(What is expected)
Your task is to filter the entries and copy every line containing the string "icon".

App and web page records
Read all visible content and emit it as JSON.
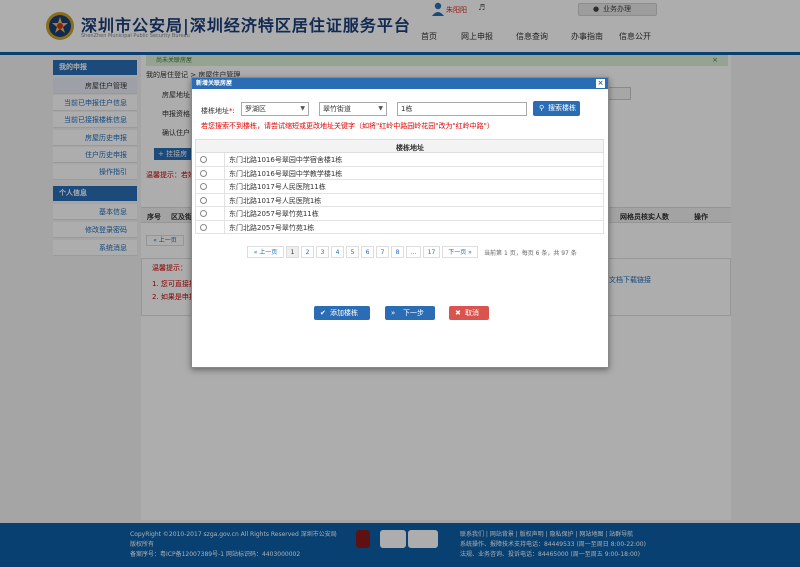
{
  "header": {
    "brand": "深圳市公安局|深圳经济特区居住证服务平台",
    "brand_sub": "ShenZhen Municipal Public Security Bureau",
    "user_name": "朱阳阳",
    "business_menu": "业务办理",
    "nav": [
      "首页",
      "网上申报",
      "信息查询",
      "办事指南",
      "信息公开"
    ]
  },
  "sidebar": {
    "section1_title": "我的申报",
    "section1_items": [
      "房屋住户管理",
      "当前已申报住户信息",
      "当前已接报楼栋信息",
      "房屋历史申报",
      "住户历史申报",
      "操作指引"
    ],
    "section2_title": "个人信息",
    "section2_items": [
      "基本信息",
      "修改登录密码",
      "系统消息"
    ]
  },
  "background": {
    "notice": "尚未关联房屋",
    "breadcrumb": "我的居住登记 > 房屋住户管理",
    "labels": [
      "房屋地址",
      "申报资格",
      "确认住户"
    ],
    "add_button": "挂接房",
    "warning": "温馨提示：若姓名",
    "table_headers": [
      "序号",
      "区及街",
      "网格员核实人数",
      "操作"
    ],
    "prev_page": "« 上一页",
    "tips_title": "温馨提示：",
    "tips": [
      "1. 您可直接挂",
      "2. 如果是申报"
    ],
    "download_link": "文档下载链接"
  },
  "modal": {
    "title": "新增关联房屋",
    "close_label": "×",
    "form_label": "楼栋地址",
    "required_mark": "*",
    "district": "罗湖区",
    "street": "翠竹街道",
    "keyword": "1栋",
    "search_button": "搜索楼栋",
    "hint": "若您搜索不到楼栋，请尝试缩短或更改地址关键字（如将\"红岭中路园岭花园\"改为\"红岭中路\"）",
    "column_header": "楼栋地址",
    "rows": [
      "东门北路1016号翠园中学宿舍楼1栋",
      "东门北路1016号翠园中学教学楼1栋",
      "东门北路1017号人民医院11栋",
      "东门北路1017号人民医院1栋",
      "东门北路2057号翠竹苑11栋",
      "东门北路2057号翠竹苑1栋"
    ],
    "pager": {
      "prev": "« 上一页",
      "pages": [
        "1",
        "2",
        "3",
        "4",
        "5",
        "6",
        "7",
        "8",
        "...",
        "17"
      ],
      "next": "下一页 »",
      "current_label": "当前第",
      "current_page": "1",
      "info": "页，每页 6 条，共 97 条"
    },
    "buttons": {
      "add": "添加楼栋",
      "next": "下一步",
      "cancel": "取消"
    }
  },
  "footer": {
    "copyright": "CopyRight ©2010-2017 szga.gov.cn All Rights Reserved 深圳市公安局",
    "rights": "版权所有",
    "icp": "备案序号：粤ICP备12007389号-1 网站标识码：4403000002",
    "links": "联系我们 | 网站背景 | 版权声明 | 隐私保护 | 网站地图 | 站群导航",
    "support1": "系统操作、报障技术支持电话：84449533 (周一至周日 8:00-22:00)",
    "support2": "法规、业务咨询、投诉电话：84465000 (周一至周五 9:00-18:00)"
  },
  "colors": {
    "primary_blue": "#2a6db5",
    "footer_blue": "#0d5fa8",
    "danger_red": "#d9534f",
    "notice_green": "#dff0d8"
  }
}
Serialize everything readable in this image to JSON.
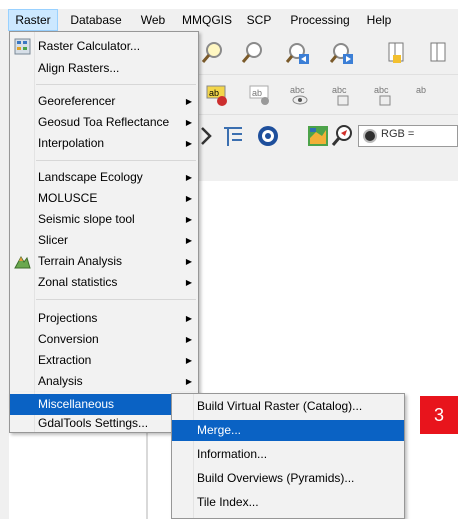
{
  "menubar": {
    "items": [
      {
        "label": "Raster",
        "active": true
      },
      {
        "label": "Database",
        "active": false
      },
      {
        "label": "Web",
        "active": false
      },
      {
        "label": "MMQGIS",
        "active": false
      },
      {
        "label": "SCP",
        "active": false
      },
      {
        "label": "Processing",
        "active": false
      },
      {
        "label": "Help",
        "active": false
      }
    ]
  },
  "raster_menu": {
    "items": [
      {
        "label": "Raster Calculator...",
        "icon": "raster-calculator-icon",
        "submenu": false
      },
      {
        "label": "Align Rasters...",
        "submenu": false
      },
      {
        "label": "Georeferencer",
        "submenu": true
      },
      {
        "label": "Geosud Toa Reflectance",
        "submenu": true
      },
      {
        "label": "Interpolation",
        "submenu": true
      },
      {
        "label": "Landscape Ecology",
        "submenu": true
      },
      {
        "label": "MOLUSCE",
        "submenu": true
      },
      {
        "label": "Seismic slope tool",
        "submenu": true
      },
      {
        "label": "Slicer",
        "submenu": true
      },
      {
        "label": "Terrain Analysis",
        "icon": "terrain-analysis-icon",
        "submenu": true
      },
      {
        "label": "Zonal statistics",
        "submenu": true
      },
      {
        "label": "Projections",
        "submenu": true
      },
      {
        "label": "Conversion",
        "submenu": true
      },
      {
        "label": "Extraction",
        "submenu": true
      },
      {
        "label": "Analysis",
        "submenu": true
      },
      {
        "label": "Miscellaneous",
        "submenu": true,
        "highlighted": true
      },
      {
        "label": "GdalTools Settings...",
        "submenu": false
      }
    ]
  },
  "misc_submenu": {
    "items": [
      {
        "label": "Build Virtual Raster (Catalog)...",
        "highlighted": false
      },
      {
        "label": "Merge...",
        "highlighted": true
      },
      {
        "label": "Information...",
        "highlighted": false
      },
      {
        "label": "Build Overviews (Pyramids)...",
        "highlighted": false
      },
      {
        "label": "Tile Index...",
        "highlighted": false
      }
    ]
  },
  "toolbar": {
    "rgb_label": "RGB ="
  },
  "annotation": {
    "step_number": "3"
  },
  "colors": {
    "highlight": "#0a62c4",
    "badge": "#e8141c",
    "menubar_active": "#cce8ff"
  }
}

(Output of the exercise)
        "icon": "raster-calculator-icon",
        "icon": "terrain-analysis-icon",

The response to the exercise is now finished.